According to this timeline, US installations were expected to extend to Arizona, Nevada, Texas, Hawaii and Florida in late 2019 and early 2020, and then later this year, to “additional states.”
We’re not even sure of the exact size and output of the tiles that will be made available to the Australian market – although we do know that the only style currently available is the basic textured slate grey shingle.
The second version of Tesla’s solar roof tiles, which have been used in trial and early installations in the US, were 25W each. But as Musk noted last year the version 3 tiles that were launched in October and are still being nutted out at the company’s Gigafactory in Buffalo, New York, are bigger in size and more powerful.

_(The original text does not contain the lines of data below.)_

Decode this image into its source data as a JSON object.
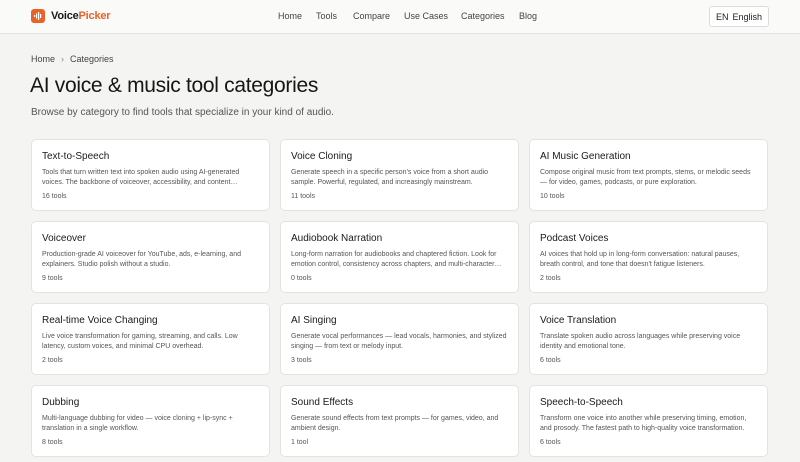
{
  "brand": {
    "name_part1": "Voice",
    "name_part2": "Picker",
    "accent": "#e8622a"
  },
  "nav": [
    "Home",
    "Tools",
    "Compare",
    "Use Cases",
    "Categories",
    "Blog"
  ],
  "lang": {
    "code": "EN",
    "label": "English"
  },
  "breadcrumb": [
    "Home",
    "Categories"
  ],
  "page": {
    "title": "AI voice & music tool categories",
    "subtitle": "Browse by category to find tools that specialize in your kind of audio."
  },
  "categories": [
    {
      "title": "Text-to-Speech",
      "desc": "Tools that turn written text into spoken audio using AI-generated voices. The backbone of voiceover, accessibility, and content…",
      "count": "16 tools"
    },
    {
      "title": "Voice Cloning",
      "desc": "Generate speech in a specific person's voice from a short audio sample. Powerful, regulated, and increasingly mainstream.",
      "count": "11 tools"
    },
    {
      "title": "AI Music Generation",
      "desc": "Compose original music from text prompts, stems, or melodic seeds — for video, games, podcasts, or pure exploration.",
      "count": "10 tools"
    },
    {
      "title": "Voiceover",
      "desc": "Production-grade AI voiceover for YouTube, ads, e-learning, and explainers. Studio polish without a studio.",
      "count": "9 tools"
    },
    {
      "title": "Audiobook Narration",
      "desc": "Long-form narration for audiobooks and chaptered fiction. Look for emotion control, consistency across chapters, and multi-character…",
      "count": "0 tools"
    },
    {
      "title": "Podcast Voices",
      "desc": "AI voices that hold up in long-form conversation: natural pauses, breath control, and tone that doesn't fatigue listeners.",
      "count": "2 tools"
    },
    {
      "title": "Real-time Voice Changing",
      "desc": "Live voice transformation for gaming, streaming, and calls. Low latency, custom voices, and minimal CPU overhead.",
      "count": "2 tools"
    },
    {
      "title": "AI Singing",
      "desc": "Generate vocal performances — lead vocals, harmonies, and stylized singing — from text or melody input.",
      "count": "3 tools"
    },
    {
      "title": "Voice Translation",
      "desc": "Translate spoken audio across languages while preserving voice identity and emotional tone.",
      "count": "6 tools"
    },
    {
      "title": "Dubbing",
      "desc": "Multi-language dubbing for video — voice cloning + lip-sync + translation in a single workflow.",
      "count": "8 tools"
    },
    {
      "title": "Sound Effects",
      "desc": "Generate sound effects from text prompts — for games, video, and ambient design.",
      "count": "1 tool"
    },
    {
      "title": "Speech-to-Speech",
      "desc": "Transform one voice into another while preserving timing, emotion, and prosody. The fastest path to high-quality voice transformation.",
      "count": "6 tools"
    }
  ]
}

“Versions 1 and 2, we were still sort of figuring things out. Version 3, I think, is finally ready for the big time,” he said. “And so we’re scaling up production of the Version 3 solar tile roof at our Buffalo Gigafactory. And I think this product is going to be incredible.”
Needless to say, the industry remains on the whole healthily skeptical about the delivery and prospects of Tesla’s solar roof – although that won’t bother Musk one bit.
“It’s kind of like a weird and odd product,” he conceded during the webcast launch last October. “It’s like, ‘why would anyone make a solar roof, how strange?’”
“But it’s just a thing that should be, and so we’re going to make it. And it’s just going to be real confusing, because there’s like no actual product like this.”
“On a percentage basis, it’s going to grow like kelp on steroids,” he added. “But so many things have to be sorted out.
“But I think it’s going to be a very exciting product and I think it’s something people will want to have on their roof.”